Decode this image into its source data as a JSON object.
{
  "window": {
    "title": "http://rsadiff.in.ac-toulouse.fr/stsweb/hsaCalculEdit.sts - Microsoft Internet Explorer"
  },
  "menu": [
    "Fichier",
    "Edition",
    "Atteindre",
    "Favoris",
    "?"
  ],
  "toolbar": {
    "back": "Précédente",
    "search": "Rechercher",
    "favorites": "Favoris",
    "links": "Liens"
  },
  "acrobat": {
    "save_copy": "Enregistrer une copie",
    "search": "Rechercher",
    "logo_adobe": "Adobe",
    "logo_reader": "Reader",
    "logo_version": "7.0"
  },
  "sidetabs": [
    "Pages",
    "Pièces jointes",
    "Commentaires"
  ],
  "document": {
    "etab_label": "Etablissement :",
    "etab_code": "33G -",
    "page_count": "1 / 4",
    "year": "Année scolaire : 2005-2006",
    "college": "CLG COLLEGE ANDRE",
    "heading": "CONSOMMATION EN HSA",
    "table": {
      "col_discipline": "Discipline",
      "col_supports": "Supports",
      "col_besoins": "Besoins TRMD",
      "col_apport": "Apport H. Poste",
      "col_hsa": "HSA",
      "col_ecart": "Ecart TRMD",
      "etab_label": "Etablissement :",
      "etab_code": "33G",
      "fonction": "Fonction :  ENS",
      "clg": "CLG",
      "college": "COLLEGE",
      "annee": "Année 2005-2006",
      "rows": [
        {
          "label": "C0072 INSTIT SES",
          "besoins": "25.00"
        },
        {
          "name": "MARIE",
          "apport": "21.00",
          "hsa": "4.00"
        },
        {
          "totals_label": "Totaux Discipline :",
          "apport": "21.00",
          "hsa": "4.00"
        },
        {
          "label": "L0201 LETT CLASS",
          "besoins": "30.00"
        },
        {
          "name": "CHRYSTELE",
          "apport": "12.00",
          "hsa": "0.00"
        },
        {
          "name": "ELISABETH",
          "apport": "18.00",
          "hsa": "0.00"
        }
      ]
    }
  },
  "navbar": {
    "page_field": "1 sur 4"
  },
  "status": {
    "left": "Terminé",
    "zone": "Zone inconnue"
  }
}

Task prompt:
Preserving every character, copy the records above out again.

Exercise response:
Decode this image into its source data as a JSON object.
{
  "window": {
    "title": "http://rsadiff.in.ac-toulouse.fr/stsweb/hsaCalculEdit.sts - Microsoft Internet Explorer"
  },
  "menu": [
    "Fichier",
    "Edition",
    "Atteindre",
    "Favoris",
    "?"
  ],
  "toolbar": {
    "back": "Précédente",
    "search": "Rechercher",
    "favorites": "Favoris",
    "links": "Liens"
  },
  "acrobat": {
    "save_copy": "Enregistrer une copie",
    "search": "Rechercher",
    "logo_adobe": "Adobe",
    "logo_reader": "Reader",
    "logo_version": "7.0"
  },
  "sidetabs": [
    "Pages",
    "Pièces jointes",
    "Commentaires"
  ],
  "document": {
    "etab_label": "Etablissement :",
    "etab_code": "33G -",
    "page_count": "1 / 4",
    "year": "Année scolaire : 2005-2006",
    "college": "CLG COLLEGE ANDRE",
    "heading": "CONSOMMATION EN HSA",
    "table": {
      "col_discipline": "Discipline",
      "col_supports": "Supports",
      "col_besoins": "Besoins TRMD",
      "col_apport": "Apport H. Poste",
      "col_hsa": "HSA",
      "col_ecart": "Ecart TRMD",
      "etab_label": "Etablissement :",
      "etab_code": "33G",
      "fonction": "Fonction :  ENS",
      "clg": "CLG",
      "college": "COLLEGE",
      "annee": "Année 2005-2006",
      "rows": [
        {
          "label": "C0072 INSTIT SES",
          "besoins": "25.00"
        },
        {
          "name": "MARIE",
          "apport": "21.00",
          "hsa": "4.00"
        },
        {
          "totals_label": "Totaux Discipline :",
          "apport": "21.00",
          "hsa": "4.00"
        },
        {
          "label": "L0201 LETT CLASS",
          "besoins": "30.00"
        },
        {
          "name": "CHRYSTELE",
          "apport": "12.00",
          "hsa": "0.00"
        },
        {
          "name": "ELISABETH",
          "apport": "18.00",
          "hsa": "0.00"
        }
      ]
    }
  },
  "navbar": {
    "page_field": "1 sur 4"
  },
  "status": {
    "left": "Terminé",
    "zone": "Zone inconnue"
  }
}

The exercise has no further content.